VETERANS DAY AND THE DPAA

As New York City gears up for the annual Veteran’s Day Parade down 5th Avenue, venues around the world are honoring the U.S. Veterans for their military service.  Fallen U.S. soldiers are also remembered at the eleventh hour of the eleventh day of every year.  The laying of the wreath at the Tomb of the Unknown Soldier at Arlington National Cemetery has always been the standard bearer for the Missing.

In 1979, President Jimmy Carter proclaimed September 21st as National POW/MIA Recognition Day.  The featured ceremony takes place at the National Memorial Cemetery of the Pacific in Honolulu Hawaii.   And rightfully so.  The waters of Hawaii’s Pearl Harbor hold hundreds of missing servicemen that were killed as the Navy ships exploded and sank during World War II.
Yet, there is a glimmer of hope for the nation on this most solemn of days.  The Defense POW/MIA Accounting Office (DPAA) is a federal agency established specifically to identify as many of the 82,000 missing in action service members as is possible.  Procedures are painstakingly slow; step by step and day by day.  But results do happen.  In some cases, it has taken more than a decade.
Earlier this month, DPAA Public Affairs Department prepared an official release stating Navy Seaman 1st Class Kirby R. Stapleton was listed as “accounted for” after positive identification of his remains successfully linked his DNA to his family members.  You can read more of the details of this solved case on the DPAA Public Affairs website.
The tireless work of DPAA teams are producing astounding results not only through DNA matching, but also with the help of an arsenal of highly sophisticated forensic archaeological tools.  These are at the forefront of many investigations be they underwater or in remote land-based recovery zones.
On January 31st of this year, DPAA announced the successful identification of First Lieutenant Eugene P. Ford, the pilot of a  World War II B-24 bomber lost in Corsican waters in 1944.   It was reported that three missing airmen went down with the bomber.  The sea floor was examined until tooth and bone were found in the underwater debris field.  The research team recalls it was a wedding ring found miraculously by vacuum sifting through the deep silt that propelled the continued search.  Ford was the only married airman of the three.  Lieutenant Ford will be interred at Arlington National Cemetery.  Sergeant Charles Priest and First Lieutenant Russell Landry are still reported as Missing In Action.
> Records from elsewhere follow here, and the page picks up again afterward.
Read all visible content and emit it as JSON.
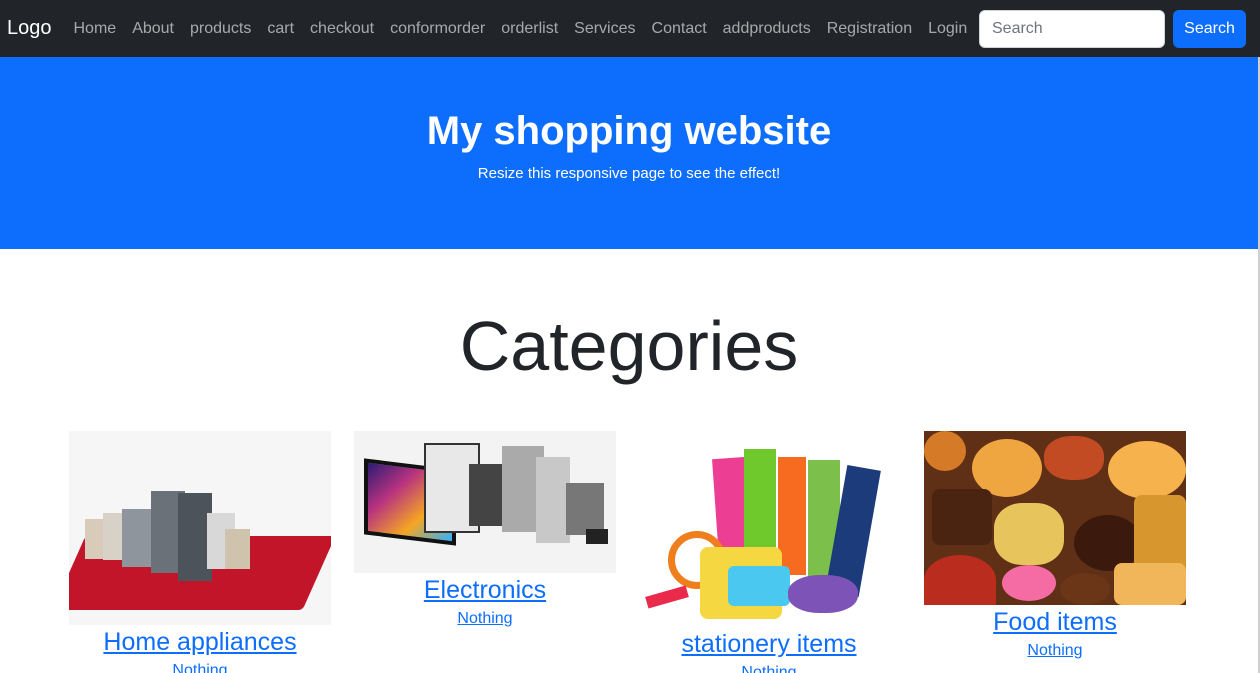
{
  "navbar": {
    "brand": "Logo",
    "links": [
      "Home",
      "About",
      "products",
      "cart",
      "checkout",
      "conformorder",
      "orderlist",
      "Services",
      "Contact",
      "addproducts",
      "Registration",
      "Login"
    ],
    "search": {
      "placeholder": "Search",
      "button_label": "Search"
    }
  },
  "hero": {
    "title": "My shopping website",
    "subtitle": "Resize this responsive page to see the effect!"
  },
  "categories": {
    "title": "Categories",
    "items": [
      {
        "title": "Home appliances",
        "link": "Nothing"
      },
      {
        "title": "Electronics",
        "link": "Nothing"
      },
      {
        "title": "stationery items",
        "link": "Nothing"
      },
      {
        "title": "Food items",
        "link": "Nothing"
      }
    ]
  },
  "colors": {
    "navbar": "#212529",
    "primary": "#0d6efd",
    "text": "#212529"
  }
}
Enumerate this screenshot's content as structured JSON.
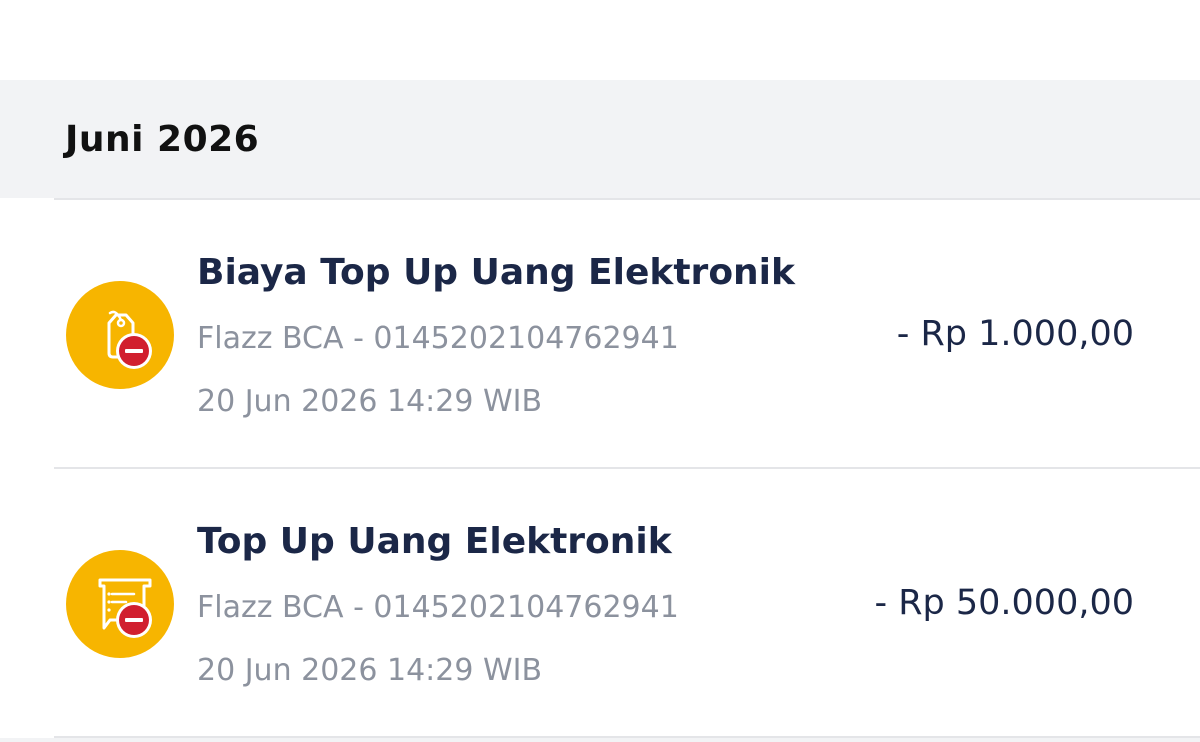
{
  "colors": {
    "icon_bg": "#f7b500",
    "minus_badge": "#d11f2e",
    "title_text": "#1b2747",
    "secondary_text": "#8c929e",
    "section_bg": "#f2f3f5"
  },
  "section": {
    "month_label": "Juni 2026"
  },
  "transactions": [
    {
      "icon": "price-tag-minus-icon",
      "title": "Biaya Top Up Uang Elektronik",
      "subtitle": "Flazz BCA - 0145202104762941",
      "datetime": "20 Jun 2026 14:29 WIB",
      "amount": "- Rp 1.000,00"
    },
    {
      "icon": "receipt-minus-icon",
      "title": "Top Up Uang Elektronik",
      "subtitle": "Flazz BCA - 0145202104762941",
      "datetime": "20 Jun 2026 14:29 WIB",
      "amount": "- Rp 50.000,00"
    }
  ]
}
DPAA is preparing years in advance for a workload of ongoing investigations.  Unsubstantiated reports of crash sites, from eyewitness statements or from tales told by villagers, are suddenly shedding life on file after file.   Each case is arduously reviewed and placed in priority order based on the likelihood of recovery.  Protocol is always followed and urgency is not the guiding rule.  Adherence to science, technology, recovery methods, and back office paperwork is proving to be the key to lowering the number of MIAs, day by day, step by step.  In an interview with Popular Mechanics, DPAA Director Kelly McKeague said, “Here we are, 70 years later, where we are actively pursuing making this right. We send men and women off to war. It’s our obligation, should they go missing, to be brought back home.”